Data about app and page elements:
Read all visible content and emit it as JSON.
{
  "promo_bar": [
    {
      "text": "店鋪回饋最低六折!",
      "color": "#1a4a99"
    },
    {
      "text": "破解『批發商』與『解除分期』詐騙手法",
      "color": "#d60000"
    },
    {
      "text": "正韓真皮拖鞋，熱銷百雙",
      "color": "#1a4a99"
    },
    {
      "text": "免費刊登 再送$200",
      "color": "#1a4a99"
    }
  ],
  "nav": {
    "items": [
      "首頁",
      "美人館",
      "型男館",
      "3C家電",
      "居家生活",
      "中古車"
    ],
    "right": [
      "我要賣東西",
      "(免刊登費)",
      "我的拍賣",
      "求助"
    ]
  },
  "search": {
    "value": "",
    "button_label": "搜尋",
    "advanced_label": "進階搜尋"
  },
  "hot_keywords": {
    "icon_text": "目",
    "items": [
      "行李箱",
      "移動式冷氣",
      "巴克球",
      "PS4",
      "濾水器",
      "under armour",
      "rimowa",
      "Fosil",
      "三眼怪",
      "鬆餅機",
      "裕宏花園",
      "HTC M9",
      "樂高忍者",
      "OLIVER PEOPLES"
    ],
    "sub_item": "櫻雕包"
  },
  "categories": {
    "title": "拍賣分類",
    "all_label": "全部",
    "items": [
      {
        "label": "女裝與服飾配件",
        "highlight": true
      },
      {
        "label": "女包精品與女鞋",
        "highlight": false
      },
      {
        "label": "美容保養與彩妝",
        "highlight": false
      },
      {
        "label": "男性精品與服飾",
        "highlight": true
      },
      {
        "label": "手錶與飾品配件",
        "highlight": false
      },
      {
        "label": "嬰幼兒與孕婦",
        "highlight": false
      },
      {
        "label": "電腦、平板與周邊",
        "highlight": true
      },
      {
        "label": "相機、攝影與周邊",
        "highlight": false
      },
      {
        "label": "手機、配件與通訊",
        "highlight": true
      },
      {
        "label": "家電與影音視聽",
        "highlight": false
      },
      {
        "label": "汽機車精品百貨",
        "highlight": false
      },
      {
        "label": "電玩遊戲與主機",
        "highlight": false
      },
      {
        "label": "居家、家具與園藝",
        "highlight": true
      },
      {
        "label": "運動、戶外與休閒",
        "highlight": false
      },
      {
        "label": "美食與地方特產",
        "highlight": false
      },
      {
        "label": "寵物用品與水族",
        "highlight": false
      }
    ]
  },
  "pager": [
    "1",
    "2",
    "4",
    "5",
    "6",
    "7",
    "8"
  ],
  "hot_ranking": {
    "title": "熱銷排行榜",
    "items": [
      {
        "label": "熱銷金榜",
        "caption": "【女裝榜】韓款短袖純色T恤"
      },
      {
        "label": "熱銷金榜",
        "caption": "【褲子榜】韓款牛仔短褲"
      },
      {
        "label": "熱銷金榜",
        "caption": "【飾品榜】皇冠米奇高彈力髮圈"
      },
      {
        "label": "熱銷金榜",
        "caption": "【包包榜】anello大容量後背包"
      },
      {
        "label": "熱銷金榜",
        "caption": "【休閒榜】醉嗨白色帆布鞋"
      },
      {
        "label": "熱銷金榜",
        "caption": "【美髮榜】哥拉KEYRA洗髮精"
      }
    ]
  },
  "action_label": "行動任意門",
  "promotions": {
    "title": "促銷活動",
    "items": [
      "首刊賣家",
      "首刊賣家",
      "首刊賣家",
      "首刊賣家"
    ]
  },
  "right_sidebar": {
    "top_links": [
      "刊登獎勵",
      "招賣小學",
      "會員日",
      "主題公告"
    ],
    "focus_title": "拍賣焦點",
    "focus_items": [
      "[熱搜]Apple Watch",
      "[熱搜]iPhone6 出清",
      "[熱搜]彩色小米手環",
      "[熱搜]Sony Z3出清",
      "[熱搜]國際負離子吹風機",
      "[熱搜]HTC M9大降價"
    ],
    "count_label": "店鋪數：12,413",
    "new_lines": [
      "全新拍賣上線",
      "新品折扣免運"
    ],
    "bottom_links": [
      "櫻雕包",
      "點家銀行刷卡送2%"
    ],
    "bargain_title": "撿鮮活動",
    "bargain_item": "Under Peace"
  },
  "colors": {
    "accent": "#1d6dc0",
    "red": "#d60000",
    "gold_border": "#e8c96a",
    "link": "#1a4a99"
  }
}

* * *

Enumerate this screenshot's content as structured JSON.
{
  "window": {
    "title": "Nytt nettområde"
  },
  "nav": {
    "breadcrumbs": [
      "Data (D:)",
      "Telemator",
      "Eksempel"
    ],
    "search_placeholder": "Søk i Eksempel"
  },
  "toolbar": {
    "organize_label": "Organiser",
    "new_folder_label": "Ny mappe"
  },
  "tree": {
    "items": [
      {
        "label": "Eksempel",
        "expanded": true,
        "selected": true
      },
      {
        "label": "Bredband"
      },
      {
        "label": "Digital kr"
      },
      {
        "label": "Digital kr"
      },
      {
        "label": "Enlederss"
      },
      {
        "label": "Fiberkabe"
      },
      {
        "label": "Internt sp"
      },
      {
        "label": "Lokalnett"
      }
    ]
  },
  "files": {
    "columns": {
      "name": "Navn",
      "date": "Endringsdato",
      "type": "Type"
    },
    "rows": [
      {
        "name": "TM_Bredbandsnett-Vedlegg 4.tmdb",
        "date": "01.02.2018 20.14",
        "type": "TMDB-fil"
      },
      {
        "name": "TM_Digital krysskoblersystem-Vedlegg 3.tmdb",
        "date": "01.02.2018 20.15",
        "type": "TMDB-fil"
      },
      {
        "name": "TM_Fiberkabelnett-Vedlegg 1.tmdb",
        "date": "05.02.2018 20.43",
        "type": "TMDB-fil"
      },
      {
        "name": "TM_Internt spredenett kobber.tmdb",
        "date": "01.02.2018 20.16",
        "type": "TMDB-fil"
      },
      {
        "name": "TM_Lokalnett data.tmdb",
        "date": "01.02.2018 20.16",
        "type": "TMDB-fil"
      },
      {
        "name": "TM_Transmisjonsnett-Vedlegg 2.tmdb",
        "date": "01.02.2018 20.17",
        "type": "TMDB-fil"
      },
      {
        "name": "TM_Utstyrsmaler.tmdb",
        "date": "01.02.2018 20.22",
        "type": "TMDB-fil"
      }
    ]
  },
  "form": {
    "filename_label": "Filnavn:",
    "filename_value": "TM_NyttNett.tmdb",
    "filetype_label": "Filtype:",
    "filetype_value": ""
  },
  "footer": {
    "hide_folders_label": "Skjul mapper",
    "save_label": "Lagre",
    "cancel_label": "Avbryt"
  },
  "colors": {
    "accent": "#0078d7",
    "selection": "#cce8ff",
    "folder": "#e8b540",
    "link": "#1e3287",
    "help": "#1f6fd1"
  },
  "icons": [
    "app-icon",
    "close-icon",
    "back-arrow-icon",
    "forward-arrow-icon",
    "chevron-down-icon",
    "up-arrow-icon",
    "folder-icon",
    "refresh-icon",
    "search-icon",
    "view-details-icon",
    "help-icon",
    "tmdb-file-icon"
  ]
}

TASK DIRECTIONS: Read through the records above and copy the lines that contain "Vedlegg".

OUTPUT OF THE TASK:
        "name": "TM_Bredbandsnett-Vedlegg 4.tmdb",
        "name": "TM_Digital krysskoblersystem-Vedlegg 3.tmdb",
        "name": "TM_Fiberkabelnett-Vedlegg 1.tmdb",
        "name": "TM_Transmisjonsnett-Vedlegg 2.tmdb",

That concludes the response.